▸ **Task item**: Every line in the data below that includes "业务领域" belongs in the answer, copied as it stands.

== Segment start ==

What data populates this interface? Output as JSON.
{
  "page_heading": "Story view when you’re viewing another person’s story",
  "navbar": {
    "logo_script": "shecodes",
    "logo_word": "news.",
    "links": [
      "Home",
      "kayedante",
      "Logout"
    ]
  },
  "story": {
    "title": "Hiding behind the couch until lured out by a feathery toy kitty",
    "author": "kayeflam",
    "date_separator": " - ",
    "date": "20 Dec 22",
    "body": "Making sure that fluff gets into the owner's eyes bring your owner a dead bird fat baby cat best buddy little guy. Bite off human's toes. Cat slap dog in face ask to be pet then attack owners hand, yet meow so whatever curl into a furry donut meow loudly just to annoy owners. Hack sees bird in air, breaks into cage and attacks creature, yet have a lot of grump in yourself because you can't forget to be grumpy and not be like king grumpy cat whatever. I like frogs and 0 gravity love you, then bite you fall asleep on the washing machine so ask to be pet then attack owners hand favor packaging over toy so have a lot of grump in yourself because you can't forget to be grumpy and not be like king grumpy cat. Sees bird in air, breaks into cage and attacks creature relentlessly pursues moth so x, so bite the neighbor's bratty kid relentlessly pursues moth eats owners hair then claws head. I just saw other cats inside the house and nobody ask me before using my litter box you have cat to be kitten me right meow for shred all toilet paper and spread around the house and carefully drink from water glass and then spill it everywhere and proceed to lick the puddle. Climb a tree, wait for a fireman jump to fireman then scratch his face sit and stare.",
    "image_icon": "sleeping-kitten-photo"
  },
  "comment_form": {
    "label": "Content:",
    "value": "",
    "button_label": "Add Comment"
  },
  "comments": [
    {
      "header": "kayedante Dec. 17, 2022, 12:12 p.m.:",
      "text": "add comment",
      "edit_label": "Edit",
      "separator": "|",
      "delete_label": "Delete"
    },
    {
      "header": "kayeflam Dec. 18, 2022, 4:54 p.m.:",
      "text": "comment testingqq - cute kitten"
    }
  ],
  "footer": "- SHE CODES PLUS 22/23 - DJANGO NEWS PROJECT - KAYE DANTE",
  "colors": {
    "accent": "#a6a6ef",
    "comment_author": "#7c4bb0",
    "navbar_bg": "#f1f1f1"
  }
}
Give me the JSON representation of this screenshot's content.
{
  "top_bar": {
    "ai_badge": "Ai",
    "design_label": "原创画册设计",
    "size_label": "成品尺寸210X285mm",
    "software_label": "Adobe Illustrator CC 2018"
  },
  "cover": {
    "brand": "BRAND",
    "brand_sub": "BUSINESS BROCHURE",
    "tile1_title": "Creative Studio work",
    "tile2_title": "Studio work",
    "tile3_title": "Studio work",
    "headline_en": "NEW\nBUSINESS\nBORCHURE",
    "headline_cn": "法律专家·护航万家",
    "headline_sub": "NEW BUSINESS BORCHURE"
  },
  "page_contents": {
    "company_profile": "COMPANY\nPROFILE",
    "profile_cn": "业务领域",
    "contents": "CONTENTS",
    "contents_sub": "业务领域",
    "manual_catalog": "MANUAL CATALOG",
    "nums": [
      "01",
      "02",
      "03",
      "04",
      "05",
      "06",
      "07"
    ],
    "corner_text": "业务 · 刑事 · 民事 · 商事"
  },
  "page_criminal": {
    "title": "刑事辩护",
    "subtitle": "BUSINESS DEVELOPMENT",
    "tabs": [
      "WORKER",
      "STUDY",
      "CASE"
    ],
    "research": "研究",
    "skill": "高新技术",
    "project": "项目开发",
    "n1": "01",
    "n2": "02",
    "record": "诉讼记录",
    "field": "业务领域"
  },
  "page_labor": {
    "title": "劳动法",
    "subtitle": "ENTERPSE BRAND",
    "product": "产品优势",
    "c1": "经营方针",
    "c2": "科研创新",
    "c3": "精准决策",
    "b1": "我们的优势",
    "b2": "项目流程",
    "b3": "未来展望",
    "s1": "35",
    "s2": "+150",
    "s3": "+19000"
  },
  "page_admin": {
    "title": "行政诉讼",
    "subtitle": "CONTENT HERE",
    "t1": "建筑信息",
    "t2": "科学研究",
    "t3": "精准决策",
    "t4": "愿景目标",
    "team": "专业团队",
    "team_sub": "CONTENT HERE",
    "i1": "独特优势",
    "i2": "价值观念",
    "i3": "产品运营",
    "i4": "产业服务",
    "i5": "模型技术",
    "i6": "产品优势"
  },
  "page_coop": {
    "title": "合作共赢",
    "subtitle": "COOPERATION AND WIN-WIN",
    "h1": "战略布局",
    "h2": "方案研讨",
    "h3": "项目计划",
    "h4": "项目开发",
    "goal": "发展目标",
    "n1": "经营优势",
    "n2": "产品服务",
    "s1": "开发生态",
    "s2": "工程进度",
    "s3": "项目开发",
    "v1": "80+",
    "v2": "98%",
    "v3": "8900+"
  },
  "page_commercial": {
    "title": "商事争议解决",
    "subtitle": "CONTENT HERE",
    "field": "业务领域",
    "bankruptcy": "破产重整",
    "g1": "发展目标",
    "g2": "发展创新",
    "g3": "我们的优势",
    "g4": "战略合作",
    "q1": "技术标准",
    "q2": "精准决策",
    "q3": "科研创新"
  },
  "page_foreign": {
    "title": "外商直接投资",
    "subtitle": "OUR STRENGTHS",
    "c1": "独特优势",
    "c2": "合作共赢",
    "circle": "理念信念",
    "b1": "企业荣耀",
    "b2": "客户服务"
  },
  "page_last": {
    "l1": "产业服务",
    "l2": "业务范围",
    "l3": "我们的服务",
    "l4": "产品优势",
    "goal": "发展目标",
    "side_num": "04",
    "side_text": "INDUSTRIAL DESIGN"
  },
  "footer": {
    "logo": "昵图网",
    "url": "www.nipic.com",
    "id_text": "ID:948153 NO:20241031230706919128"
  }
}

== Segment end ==

▸ **Result of the task**:
    "profile_cn": "业务领域",
    "contents_sub": "业务领域",
    "field": "业务领域"
    "field": "业务领域",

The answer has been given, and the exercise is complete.